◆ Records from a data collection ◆
───

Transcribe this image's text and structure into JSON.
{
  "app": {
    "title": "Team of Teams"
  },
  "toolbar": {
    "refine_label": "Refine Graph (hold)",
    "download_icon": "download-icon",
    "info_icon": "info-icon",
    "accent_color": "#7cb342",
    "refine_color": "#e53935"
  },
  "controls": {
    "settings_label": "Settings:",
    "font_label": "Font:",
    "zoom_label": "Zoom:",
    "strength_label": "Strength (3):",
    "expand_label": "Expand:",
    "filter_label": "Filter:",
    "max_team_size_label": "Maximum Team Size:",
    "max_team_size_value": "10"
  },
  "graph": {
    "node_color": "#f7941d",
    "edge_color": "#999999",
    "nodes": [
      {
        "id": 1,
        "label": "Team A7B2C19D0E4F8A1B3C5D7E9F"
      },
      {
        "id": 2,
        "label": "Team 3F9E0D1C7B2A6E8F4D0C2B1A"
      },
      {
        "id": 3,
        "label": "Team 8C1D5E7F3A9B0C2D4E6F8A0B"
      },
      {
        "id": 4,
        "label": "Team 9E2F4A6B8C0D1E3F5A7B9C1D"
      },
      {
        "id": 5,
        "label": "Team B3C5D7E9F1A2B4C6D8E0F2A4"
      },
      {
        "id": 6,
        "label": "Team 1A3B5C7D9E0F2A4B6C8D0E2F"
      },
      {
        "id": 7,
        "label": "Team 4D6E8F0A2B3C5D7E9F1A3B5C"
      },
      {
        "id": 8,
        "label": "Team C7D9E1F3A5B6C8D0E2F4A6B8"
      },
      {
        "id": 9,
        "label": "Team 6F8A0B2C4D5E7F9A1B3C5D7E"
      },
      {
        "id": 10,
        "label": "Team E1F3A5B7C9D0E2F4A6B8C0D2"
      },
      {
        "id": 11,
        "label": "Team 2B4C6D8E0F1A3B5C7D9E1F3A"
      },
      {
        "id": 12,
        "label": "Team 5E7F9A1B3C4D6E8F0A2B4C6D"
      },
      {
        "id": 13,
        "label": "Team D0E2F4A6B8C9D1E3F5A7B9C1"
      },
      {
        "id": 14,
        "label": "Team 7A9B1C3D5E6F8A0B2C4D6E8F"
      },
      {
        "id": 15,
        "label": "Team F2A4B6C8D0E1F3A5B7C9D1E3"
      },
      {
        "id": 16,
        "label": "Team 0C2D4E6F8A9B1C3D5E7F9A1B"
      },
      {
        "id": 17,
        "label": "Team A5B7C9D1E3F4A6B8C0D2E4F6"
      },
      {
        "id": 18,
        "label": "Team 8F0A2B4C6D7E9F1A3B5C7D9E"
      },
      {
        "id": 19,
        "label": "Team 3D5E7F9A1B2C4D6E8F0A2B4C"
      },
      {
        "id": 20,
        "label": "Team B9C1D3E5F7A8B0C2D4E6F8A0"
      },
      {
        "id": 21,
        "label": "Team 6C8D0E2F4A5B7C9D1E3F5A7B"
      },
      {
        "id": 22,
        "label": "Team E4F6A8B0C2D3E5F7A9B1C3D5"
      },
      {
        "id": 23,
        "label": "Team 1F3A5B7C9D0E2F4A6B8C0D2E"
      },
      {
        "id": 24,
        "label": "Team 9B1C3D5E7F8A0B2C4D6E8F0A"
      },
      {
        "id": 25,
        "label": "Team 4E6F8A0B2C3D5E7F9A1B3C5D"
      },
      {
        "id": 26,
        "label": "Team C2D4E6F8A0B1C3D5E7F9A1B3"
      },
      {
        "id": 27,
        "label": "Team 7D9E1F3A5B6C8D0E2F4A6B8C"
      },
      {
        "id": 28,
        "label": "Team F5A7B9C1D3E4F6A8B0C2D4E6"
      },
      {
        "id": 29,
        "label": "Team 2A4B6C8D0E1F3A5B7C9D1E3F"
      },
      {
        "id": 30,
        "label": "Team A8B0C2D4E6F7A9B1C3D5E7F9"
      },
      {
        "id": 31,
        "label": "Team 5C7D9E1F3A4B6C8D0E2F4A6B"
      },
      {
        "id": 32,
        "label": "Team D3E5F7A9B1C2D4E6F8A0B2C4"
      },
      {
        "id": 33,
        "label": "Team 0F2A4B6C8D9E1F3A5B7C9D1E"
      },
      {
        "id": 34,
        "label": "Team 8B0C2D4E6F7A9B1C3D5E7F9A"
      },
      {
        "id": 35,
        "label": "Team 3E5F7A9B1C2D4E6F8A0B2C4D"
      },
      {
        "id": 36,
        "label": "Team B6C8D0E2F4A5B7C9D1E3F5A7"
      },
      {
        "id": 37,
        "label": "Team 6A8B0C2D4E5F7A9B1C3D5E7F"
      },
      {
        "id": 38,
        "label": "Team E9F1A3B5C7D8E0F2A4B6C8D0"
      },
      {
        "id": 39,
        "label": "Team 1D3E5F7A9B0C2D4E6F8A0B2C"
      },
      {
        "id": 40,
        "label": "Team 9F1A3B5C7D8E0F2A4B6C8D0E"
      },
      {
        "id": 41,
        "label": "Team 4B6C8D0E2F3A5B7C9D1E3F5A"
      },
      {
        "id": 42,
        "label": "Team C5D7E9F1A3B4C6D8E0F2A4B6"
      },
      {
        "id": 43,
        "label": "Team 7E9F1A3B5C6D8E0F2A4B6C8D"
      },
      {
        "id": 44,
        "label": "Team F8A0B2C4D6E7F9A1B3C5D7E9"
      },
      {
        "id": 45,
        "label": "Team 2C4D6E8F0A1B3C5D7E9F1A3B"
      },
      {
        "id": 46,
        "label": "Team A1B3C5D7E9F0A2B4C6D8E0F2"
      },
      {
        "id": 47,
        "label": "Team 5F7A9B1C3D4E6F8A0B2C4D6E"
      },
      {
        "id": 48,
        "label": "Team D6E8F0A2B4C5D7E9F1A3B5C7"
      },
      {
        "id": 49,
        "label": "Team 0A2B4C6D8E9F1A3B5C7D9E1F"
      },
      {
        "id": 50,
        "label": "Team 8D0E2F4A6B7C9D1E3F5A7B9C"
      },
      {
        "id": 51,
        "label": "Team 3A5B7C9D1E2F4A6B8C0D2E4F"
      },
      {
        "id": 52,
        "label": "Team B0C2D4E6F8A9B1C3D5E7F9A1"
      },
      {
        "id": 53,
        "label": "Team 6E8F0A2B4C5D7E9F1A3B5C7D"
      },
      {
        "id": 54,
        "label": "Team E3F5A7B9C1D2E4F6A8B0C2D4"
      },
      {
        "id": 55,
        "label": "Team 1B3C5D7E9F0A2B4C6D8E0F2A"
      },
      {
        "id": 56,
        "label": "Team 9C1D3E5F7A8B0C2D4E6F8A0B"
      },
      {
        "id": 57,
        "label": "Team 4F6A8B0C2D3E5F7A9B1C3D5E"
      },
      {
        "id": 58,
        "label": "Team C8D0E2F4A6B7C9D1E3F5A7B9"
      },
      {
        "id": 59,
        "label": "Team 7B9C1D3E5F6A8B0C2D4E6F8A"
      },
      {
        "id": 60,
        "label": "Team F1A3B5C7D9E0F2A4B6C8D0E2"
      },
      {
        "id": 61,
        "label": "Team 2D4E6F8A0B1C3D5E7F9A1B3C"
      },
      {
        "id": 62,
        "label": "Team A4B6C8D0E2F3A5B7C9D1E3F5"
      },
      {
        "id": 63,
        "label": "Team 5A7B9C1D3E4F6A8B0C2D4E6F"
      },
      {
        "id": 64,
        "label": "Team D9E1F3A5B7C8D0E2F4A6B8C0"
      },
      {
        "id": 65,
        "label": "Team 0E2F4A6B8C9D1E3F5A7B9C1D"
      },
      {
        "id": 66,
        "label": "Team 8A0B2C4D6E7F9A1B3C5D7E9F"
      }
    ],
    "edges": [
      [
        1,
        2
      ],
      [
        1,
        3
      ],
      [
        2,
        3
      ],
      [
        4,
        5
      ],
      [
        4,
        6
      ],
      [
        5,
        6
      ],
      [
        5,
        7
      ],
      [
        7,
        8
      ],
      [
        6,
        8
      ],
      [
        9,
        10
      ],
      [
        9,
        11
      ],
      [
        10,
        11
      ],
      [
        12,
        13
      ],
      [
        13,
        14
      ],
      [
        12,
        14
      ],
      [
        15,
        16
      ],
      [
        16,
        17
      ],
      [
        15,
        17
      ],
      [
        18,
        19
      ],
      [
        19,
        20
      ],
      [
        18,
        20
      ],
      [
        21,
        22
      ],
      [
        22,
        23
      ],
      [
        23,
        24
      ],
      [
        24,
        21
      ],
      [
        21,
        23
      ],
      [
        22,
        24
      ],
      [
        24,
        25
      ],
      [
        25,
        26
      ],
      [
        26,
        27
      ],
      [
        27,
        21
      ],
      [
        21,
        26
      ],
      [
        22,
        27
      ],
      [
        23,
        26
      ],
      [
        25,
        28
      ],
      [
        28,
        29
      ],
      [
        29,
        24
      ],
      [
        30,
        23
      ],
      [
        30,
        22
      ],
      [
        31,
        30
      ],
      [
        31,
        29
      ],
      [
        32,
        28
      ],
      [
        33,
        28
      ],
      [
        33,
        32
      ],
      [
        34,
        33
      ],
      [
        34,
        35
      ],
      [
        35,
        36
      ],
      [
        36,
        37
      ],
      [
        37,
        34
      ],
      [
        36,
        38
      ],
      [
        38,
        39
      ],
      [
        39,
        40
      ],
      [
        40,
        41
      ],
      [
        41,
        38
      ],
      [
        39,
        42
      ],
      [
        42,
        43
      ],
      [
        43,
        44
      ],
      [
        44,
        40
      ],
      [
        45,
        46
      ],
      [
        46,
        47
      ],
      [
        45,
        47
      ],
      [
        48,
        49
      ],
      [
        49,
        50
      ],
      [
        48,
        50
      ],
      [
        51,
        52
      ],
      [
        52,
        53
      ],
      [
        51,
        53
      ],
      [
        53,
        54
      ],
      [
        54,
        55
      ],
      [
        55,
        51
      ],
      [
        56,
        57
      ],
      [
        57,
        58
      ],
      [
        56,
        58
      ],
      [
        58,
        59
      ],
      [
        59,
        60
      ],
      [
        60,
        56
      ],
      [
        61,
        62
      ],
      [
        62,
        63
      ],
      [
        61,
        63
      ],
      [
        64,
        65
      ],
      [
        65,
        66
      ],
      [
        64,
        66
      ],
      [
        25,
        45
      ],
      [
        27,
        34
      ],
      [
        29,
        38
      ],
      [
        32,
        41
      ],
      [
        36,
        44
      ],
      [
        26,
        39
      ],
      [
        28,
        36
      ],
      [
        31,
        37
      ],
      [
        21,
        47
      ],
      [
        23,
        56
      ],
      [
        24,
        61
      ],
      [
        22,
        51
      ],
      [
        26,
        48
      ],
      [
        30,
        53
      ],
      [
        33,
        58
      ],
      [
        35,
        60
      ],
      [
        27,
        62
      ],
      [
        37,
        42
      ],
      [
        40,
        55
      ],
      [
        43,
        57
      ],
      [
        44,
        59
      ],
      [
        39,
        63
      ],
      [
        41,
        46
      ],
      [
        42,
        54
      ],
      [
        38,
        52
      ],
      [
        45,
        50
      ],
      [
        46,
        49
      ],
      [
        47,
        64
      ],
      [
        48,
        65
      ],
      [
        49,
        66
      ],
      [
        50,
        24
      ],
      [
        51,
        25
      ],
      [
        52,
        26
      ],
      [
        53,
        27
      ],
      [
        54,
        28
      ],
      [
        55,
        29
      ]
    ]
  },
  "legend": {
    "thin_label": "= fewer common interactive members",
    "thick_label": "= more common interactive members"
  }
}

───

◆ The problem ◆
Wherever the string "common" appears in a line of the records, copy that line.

◆ Worked solution ◆
    "thin_label": "= fewer common interactive members",
    "thick_label": "= more common interactive members"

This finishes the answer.